Children's therapy, also known as child therapy or play therapy, is a specialized form of psychotherapy designed to help children and adolescents address emotional, behavioral, and psychological challenges. It involves using age-appropriate therapeutic techniques to communicate with and support young clients.
When is Children's Therapy recommended?
Children's therapy is recommended when a child is experiencing emotional difficulties, behavioral issues, trauma, grief, anxiety, depression, ADHD, family disruptions, or any other challenges impacting their well-being and development.
How does Children's Therapy differ from therapy for adults?
Children's therapy is tailored to suit the developmental and emotional needs of children. Therapists use play, art, and other creative techniques to engage with young clients since they may have difficulty expressing themselves verbally.
How long does Children's Therapy typically last?
The duration of children's therapy can vary depending on the child's needs and the nature of the challenges they are facing. Some children may benefit from short-term interventions, while others might require longer-term therapy to see lasting improvements.
What happens during a Children's Therapy session?
During a children's therapy session, the therapist will engage the child in various therapeutic activities, such as play, art, storytelling, or role-playing. Through these activities, the child can express their feelings and thoughts in a safe and non-threatening manner.
Will parents be involved in the therapy process?
In most cases, parents or caregivers are actively involved in the therapy process.

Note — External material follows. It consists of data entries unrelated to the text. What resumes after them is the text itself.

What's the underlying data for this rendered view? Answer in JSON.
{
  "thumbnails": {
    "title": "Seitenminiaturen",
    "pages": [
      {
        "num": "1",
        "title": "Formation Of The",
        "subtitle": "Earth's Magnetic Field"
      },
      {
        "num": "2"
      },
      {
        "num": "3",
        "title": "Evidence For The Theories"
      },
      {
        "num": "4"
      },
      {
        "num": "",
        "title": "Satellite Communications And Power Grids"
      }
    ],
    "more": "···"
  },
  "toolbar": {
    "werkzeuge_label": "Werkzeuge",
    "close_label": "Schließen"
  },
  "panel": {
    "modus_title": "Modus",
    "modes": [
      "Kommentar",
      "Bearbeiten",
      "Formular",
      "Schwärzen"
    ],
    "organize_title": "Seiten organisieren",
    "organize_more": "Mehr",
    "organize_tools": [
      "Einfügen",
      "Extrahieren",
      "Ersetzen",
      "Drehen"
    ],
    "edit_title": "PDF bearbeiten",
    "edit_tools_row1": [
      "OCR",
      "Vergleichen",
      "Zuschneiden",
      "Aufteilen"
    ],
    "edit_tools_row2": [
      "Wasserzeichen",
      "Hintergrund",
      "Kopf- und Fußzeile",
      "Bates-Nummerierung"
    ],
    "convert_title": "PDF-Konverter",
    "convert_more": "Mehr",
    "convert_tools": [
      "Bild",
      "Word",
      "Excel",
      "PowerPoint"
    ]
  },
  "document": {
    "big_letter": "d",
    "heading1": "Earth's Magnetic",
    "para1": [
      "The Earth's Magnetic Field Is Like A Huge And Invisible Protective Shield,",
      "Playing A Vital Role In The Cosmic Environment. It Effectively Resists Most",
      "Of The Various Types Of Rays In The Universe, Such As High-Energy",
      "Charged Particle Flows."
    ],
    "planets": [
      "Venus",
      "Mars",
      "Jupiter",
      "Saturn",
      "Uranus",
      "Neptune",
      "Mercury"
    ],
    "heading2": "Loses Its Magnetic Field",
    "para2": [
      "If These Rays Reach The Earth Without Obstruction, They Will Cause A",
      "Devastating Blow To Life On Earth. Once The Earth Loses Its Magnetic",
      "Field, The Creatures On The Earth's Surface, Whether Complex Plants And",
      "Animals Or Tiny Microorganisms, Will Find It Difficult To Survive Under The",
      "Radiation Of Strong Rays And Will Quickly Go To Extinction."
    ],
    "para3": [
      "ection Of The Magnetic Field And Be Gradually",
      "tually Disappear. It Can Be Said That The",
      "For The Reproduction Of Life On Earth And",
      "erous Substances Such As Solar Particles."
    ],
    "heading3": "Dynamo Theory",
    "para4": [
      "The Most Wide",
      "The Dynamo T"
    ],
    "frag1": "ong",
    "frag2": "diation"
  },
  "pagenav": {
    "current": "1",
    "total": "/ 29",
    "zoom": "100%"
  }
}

They may participate in family therapy sessions or have regular communication with the therapist to discuss the child's progress and implement strategies to support the child's growth outside of therapy.
How do I know if my child needs therapy?
If you notice significant changes in your child's behavior, mood, academic performance, or social interactions, it might be a sign that they could benefit from therapy. Other indicators include persistent worries, fears, or emotional distress that affect their daily functioning.
Will the therapist maintain confidentiality with the child?
While therapists strive to create a safe and confidential space, they are required to break confidentiality if the child is in danger or if there are legal obligations to report certain situations, such as child abuse or harm to oneself or others.
Is someone you know suffering from anxiety? We can help.
1840 Main St. Suite 104 Weston, FL 33326
09:00 – 17:00